Pre-tax catastrophe losses for the U.S. domiciled carrier, during the fourth-quarter of 2016, are expected to total between $75 million and $85 million. Which the company says will impact the firm’s Q4 2016 combined ratio by roughly 6.5 to 7.5 percentage points, “based on estimated property casualty earned premiums.”
Highlighting just how impactful catastrophe losses are expected to be for Cincinnati in the fourth-quarter, the insurer reveals that its 10-year historical average contribution of cat losses to the combined ratio during Q4, is 0.7 percentage points. So an impact on the combined ratio of as much as 7.5 percentage points really is a dramatic increase.
Primarily, the losses were attributable to hurricane Matthew and wildfire/wind related damages in Gatlinburg, Tennessee. The firm states that management estimates that the firm’s share of the Tennessee loss will amount to approximately $55 million, with half impacting its commercial lines results and the other half its personal lines insurance results.
For its P/C unit in Q4 the company expects its combined ratio will be in the range of 96% to 98%, which includes the effects of cat losses.
“Its fourth-quarter combined ratio before catastrophe loss effects is estimated to be approximately 3 percentage points higher than the result for the first nine months of 2016, largely due to less favorable reserve development on prior accident years,” explained the firm.
So, absent the impact of increased catastrophe losses the company’s combined ratio suffered in 2016 from adverse reserve developments, underlining the continued, challenging operating landscape insurers and reinsurers are faced with, even before heightened catastrophe losses.
“Our hearts go out to those who had their lives turned upside down from these events. Our claims professionals quickly sprang into action, inspecting losses and issuing payments so that policyholders in these communities could start the process of rebuilding.

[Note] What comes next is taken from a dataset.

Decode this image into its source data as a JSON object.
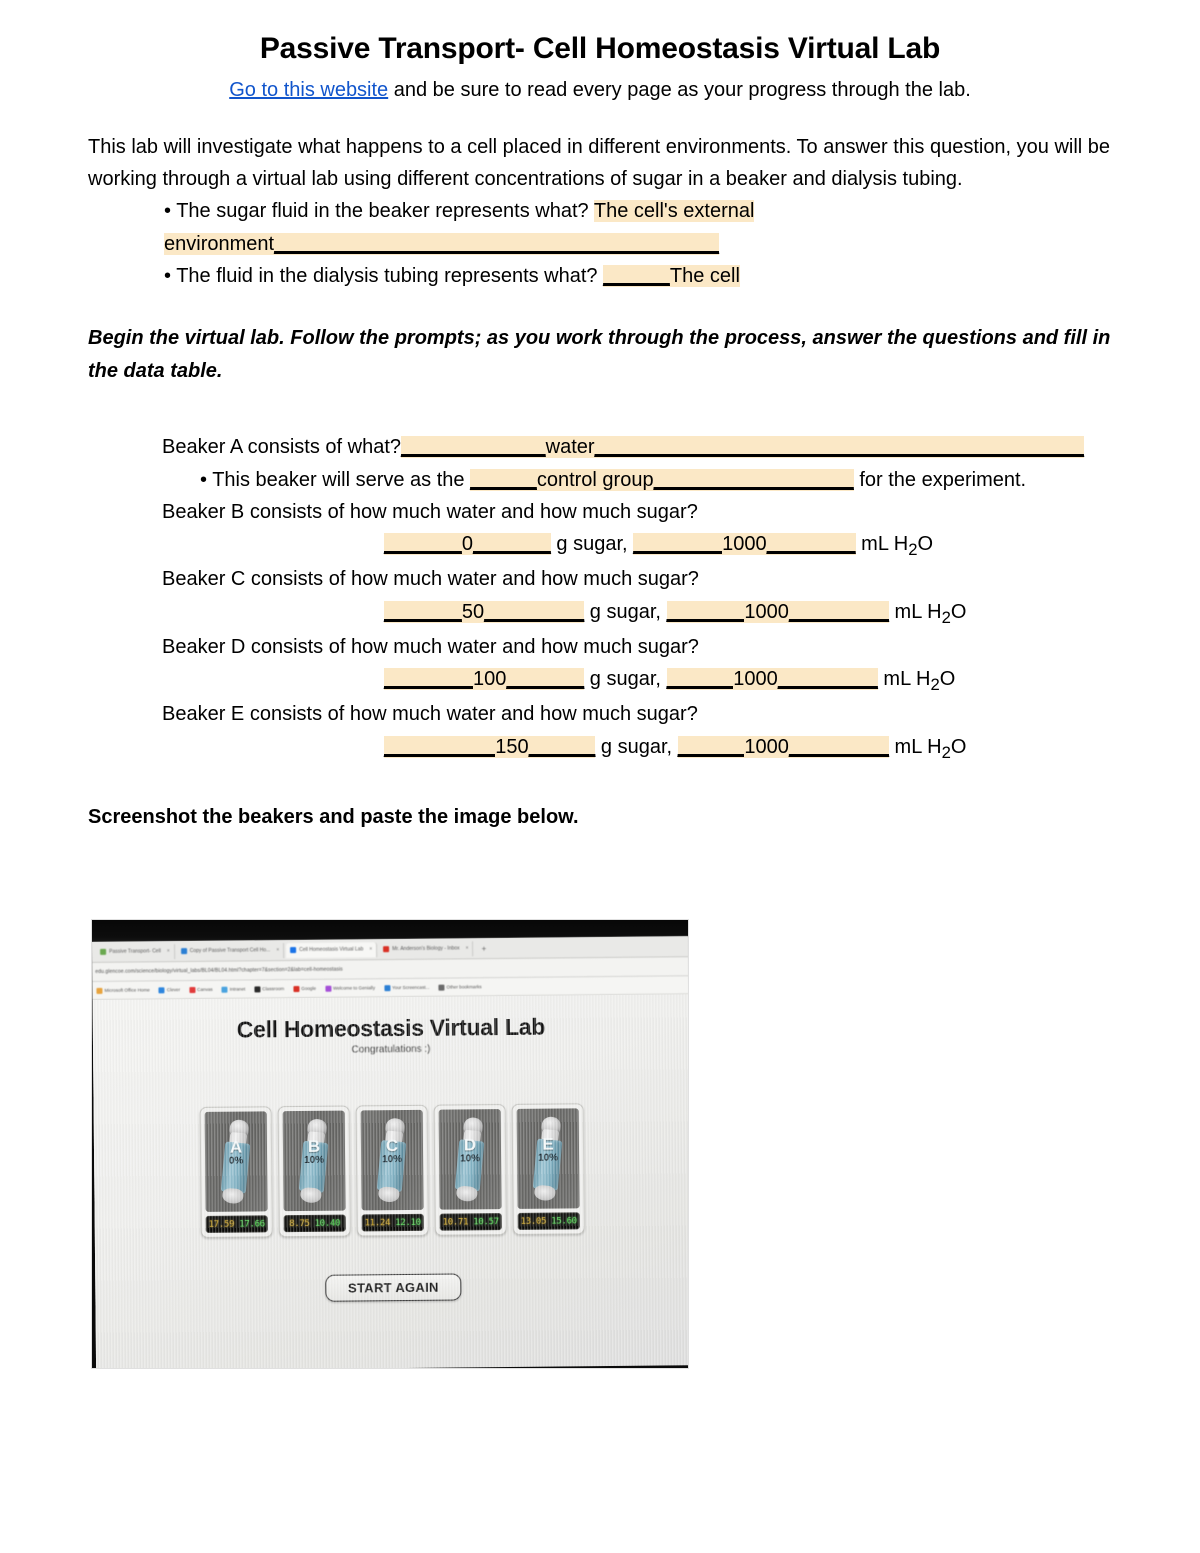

“The financial strength of Cincinnati Insurance continues to benefit our independent agents and policyholders, giving us ample capacity to absorb insured losses, while providing the highest quality service for claims involving storms or other insured loss events,” said Steven J. Johnston, the carriers President and Chief Executive Officer (CEO).
It’s also worth mentioning the firm’s in-force catastrophe bond transaction, a $100 million Skyline Re Ltd. (Series 2014-1) issuance. Despite losses being increased for the carrier it seems unlikely that its Q4 catastrophe losses will trigger the bonds indemnity trigger for its aggregate severe thunderstorm protection, with the trigger sitting at $160 million.